All Programme

VIOLETS 3 (2019)

Ghislaine Leung

VIOLETS 3 is the third episode of Ghislaine Leung’s long-term project, developed for Netwerk Aalst. While VIOLETS 1 and 2 were directed inwards, at Netwerk Aalst, and prompted self-reflection on, and dissection of its institutional body, this episode turns outwards, towards the city of Aalst. Utilising and inverting the organisational infrastructure of Netwerk Aalst’s concurrent Alias project, the score for VIOLETS 3 opens a recirculation of goods and relations. Whilst Alias brings artworks out of the gallery and into civic life, VIOLETS 3 completes this cycle by bringing civic objects from these institutional partners back into the gallery.

The cross-organisational negotiation, loan and display of these objects constitute the work VIOLETS 3. In bringing together these objects in the context of Netwerk Aalst, VIOLETS 3 prompts not only their revaluation, but more importantly, that of the ways in which different organisational value systems are themselves established, maintained and instigated. This negotiation process is visible through the display of each partners’ loan-agreements, as per the score of the work.

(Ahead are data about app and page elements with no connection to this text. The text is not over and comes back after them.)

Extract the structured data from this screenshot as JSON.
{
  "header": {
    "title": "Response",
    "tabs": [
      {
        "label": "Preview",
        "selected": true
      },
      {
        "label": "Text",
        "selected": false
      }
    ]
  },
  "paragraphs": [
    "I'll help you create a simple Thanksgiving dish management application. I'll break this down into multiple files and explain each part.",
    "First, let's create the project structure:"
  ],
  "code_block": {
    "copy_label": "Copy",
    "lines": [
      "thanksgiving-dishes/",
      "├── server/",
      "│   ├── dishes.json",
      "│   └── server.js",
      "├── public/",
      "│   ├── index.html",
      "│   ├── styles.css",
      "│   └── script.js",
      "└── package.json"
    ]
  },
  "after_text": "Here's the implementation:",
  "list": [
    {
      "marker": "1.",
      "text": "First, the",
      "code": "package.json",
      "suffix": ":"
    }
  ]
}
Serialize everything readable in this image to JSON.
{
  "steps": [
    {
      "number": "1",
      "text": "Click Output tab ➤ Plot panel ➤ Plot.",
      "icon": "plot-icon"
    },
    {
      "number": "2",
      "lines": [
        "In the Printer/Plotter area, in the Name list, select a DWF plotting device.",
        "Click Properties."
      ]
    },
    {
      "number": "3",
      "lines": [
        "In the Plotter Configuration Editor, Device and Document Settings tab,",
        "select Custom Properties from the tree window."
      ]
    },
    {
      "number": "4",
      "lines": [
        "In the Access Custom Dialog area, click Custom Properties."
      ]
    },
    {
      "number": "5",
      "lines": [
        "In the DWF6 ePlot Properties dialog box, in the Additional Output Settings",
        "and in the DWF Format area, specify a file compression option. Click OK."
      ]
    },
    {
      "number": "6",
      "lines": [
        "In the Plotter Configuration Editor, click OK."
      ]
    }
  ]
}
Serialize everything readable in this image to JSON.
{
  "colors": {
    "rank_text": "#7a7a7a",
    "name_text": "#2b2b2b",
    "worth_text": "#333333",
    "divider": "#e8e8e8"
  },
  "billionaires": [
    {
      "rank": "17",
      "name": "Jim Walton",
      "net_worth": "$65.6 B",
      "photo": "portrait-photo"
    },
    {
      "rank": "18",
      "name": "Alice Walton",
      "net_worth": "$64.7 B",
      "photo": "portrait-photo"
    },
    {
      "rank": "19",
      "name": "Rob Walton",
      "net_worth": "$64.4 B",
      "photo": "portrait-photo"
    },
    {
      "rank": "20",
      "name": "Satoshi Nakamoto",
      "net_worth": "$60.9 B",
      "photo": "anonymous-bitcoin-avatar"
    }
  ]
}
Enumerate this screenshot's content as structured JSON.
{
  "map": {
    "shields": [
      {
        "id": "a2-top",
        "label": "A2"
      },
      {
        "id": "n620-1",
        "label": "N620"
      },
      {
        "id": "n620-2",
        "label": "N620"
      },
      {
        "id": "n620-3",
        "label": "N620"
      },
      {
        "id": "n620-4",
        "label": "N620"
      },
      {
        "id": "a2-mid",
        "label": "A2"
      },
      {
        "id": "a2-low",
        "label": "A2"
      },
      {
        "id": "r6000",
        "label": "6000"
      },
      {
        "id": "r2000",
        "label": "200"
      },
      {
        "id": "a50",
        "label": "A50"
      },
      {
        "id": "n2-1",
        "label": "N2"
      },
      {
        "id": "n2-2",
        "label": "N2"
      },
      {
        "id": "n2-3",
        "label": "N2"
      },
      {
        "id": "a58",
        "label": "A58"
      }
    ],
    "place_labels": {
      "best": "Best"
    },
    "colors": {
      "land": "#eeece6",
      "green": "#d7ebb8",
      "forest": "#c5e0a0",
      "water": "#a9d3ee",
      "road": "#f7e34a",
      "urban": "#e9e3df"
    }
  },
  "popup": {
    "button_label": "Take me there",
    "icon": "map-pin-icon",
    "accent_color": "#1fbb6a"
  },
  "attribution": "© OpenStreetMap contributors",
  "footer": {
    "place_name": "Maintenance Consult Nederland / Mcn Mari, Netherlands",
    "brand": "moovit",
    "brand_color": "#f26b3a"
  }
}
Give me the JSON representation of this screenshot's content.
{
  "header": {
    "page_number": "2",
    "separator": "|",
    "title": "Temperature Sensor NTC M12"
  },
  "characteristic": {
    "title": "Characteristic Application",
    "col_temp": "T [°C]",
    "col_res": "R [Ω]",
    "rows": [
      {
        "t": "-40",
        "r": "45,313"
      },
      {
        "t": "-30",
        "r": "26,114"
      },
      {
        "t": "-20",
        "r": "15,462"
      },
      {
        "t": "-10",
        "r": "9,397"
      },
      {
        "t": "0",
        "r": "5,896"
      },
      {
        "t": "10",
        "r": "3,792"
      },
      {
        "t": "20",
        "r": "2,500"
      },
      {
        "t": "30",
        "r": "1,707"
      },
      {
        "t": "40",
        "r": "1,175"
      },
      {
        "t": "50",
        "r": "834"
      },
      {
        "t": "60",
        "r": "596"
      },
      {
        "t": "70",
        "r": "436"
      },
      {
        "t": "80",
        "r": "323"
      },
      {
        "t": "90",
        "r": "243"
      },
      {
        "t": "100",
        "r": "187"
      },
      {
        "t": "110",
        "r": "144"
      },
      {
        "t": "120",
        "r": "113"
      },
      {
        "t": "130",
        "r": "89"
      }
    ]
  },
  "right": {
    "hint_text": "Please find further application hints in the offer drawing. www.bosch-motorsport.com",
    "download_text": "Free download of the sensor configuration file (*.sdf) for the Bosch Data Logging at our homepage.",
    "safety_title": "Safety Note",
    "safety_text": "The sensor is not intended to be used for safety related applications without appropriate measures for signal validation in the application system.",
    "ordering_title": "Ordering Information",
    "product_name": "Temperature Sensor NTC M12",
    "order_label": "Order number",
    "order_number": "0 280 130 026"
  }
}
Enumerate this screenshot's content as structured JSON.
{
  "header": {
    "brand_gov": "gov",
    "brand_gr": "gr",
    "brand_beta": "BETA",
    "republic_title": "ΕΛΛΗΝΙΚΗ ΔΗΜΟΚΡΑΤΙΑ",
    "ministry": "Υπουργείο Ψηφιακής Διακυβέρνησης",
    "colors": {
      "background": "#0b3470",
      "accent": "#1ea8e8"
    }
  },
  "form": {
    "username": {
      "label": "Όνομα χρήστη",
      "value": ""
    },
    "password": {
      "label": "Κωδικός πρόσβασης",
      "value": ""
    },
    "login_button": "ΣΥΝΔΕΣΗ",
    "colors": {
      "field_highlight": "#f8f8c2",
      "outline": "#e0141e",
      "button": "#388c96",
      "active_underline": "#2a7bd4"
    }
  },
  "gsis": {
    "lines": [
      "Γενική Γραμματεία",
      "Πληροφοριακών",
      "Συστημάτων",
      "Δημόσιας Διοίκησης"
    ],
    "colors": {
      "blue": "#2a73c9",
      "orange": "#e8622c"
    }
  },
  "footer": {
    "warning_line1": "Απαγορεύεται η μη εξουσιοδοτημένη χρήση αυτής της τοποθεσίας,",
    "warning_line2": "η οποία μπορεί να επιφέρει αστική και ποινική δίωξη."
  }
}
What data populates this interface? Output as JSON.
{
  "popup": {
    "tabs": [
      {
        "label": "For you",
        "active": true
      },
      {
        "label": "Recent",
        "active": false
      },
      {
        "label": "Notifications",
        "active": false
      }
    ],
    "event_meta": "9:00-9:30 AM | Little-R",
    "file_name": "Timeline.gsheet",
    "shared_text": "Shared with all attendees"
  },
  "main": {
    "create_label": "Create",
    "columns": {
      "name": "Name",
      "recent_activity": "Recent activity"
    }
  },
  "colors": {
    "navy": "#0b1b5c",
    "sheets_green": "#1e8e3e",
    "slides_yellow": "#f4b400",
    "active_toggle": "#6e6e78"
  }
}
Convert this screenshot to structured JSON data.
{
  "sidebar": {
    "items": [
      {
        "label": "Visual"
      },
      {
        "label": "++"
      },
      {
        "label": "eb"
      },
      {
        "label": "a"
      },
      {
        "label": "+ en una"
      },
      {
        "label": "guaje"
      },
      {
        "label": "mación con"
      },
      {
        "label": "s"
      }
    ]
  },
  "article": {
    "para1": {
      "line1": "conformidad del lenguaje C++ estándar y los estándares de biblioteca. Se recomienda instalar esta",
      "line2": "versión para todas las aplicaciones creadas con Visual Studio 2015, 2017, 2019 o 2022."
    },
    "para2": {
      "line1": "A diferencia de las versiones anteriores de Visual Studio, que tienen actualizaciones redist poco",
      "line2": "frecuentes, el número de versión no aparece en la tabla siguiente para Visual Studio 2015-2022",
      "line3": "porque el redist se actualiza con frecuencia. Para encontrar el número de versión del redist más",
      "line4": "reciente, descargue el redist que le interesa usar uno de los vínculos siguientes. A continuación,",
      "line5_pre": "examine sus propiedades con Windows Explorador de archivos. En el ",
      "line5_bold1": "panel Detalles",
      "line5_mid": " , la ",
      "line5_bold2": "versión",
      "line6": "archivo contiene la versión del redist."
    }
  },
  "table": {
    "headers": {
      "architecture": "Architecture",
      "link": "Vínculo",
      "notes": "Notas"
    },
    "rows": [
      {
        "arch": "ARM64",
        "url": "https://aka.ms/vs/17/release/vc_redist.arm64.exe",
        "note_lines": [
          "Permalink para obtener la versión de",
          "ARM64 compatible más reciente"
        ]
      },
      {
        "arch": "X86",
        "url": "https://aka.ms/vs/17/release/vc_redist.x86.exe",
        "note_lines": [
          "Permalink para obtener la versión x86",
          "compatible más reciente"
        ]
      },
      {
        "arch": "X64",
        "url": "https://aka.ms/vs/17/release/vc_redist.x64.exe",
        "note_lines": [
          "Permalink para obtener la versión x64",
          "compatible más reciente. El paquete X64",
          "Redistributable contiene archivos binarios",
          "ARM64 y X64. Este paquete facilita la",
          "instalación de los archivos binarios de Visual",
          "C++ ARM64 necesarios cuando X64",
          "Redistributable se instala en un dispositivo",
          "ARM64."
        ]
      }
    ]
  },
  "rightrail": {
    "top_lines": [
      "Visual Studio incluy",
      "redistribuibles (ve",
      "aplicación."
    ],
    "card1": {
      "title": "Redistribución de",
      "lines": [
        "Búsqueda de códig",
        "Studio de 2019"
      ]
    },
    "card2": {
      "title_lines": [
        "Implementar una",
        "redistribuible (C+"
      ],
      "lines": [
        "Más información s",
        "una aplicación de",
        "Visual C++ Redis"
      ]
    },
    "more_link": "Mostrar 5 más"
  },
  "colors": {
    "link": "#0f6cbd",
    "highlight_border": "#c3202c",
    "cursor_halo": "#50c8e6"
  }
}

With each loan processed at its own pace, the diverse formats of the contracts reflect the formal and informal ways in which these civic and civil structures work together.

In mobilising the existing relations between different actors in the public sphere of Aalst, Ghislaine Leung puts to test the flexibility and mutual dependencies of these institutional bodies, attempting to create an alternative circulation, of not only materials but public and private institutional relations.

Credits: VIOLETS 3 (2019). Courtesy Ghislaine Leung and ESSEX STREET, New York. Curated by Alicja Melzacka. Commissioned by Netwerk Aalst.

Reading List:

Apparduai, Arjun. (1986) The social life of things. Commodities in Cultural Perspective. Available at:https://pdfs.semanticscholar.org/435b/590e7347103b1bd5a755cdc5df374bd4dfb1.pdf [Accessed: 25 September 2019].

Arendt, Hannah. (1966-67) A Lecture. Available at: https://lithub.com/never-before-published-hannah-arendt-on-what-freedom-and-revolution-really-mean/ [Accessed: 25 September 2019].

Fraser, Andrea. (2005) From the Critique of Institution to the Institution of Critique. Available at: http://www.marginalutility.org/wp-content/uploads/2010/07/Andrea-Fraser_From-the-Critique-of-Institutions-to-an-Institution-of-Critique.pdf [Accessed: 25 September 2019].

Freeman, Jo. (1971) The Tyranny of Structurelessness. Available at: https://www.jofreeman.com/joreen/tyranny.htm [Accessed: 25 September 2019].

Honing, Bonnie. (2013) The Politics of Public Things: Neoliberalism and the Routine of?Privatization. Available at: http://www.helsinki.fi/nofo/NoFo10HONIG.pdf [Accessed: 25 September 2019].

Leung, Ghislaine. (2012) Complicity Fetish Agency. (PDF Attached)

Lorde, Audre. (1984) The Master’s Tools Will Never Dismantle the Master’s House. Available at: https://www.muhlenberg.edu/media/contentassets/pdf/campuslife/SDP%20Reading%20Lorde.pdf [Accessed: 25 September 2019].

Rauning, Gerald. (2007) Instituent Practices, No. 2
Institutional Critique, Constituent Power, and the Persistence of Instituting. Available at: https://eipcp.net/transversal/0507/raunig/en.html [Accessed: 25 September 2019].

Smith, Kenwyn K. and David N. Berg. (1987). Paradoxes of group life. San Francisco: Jossey-Bass Inc. & Magee, Sherrie – Powerpoint presentation "The Paradoxes of Group Life", April 2006. Available at: https://nycgrouprelations.org/wp-content/uploads/2018/06/paradoxesofgrouplife.pdf [Accessed: 25 September 2019].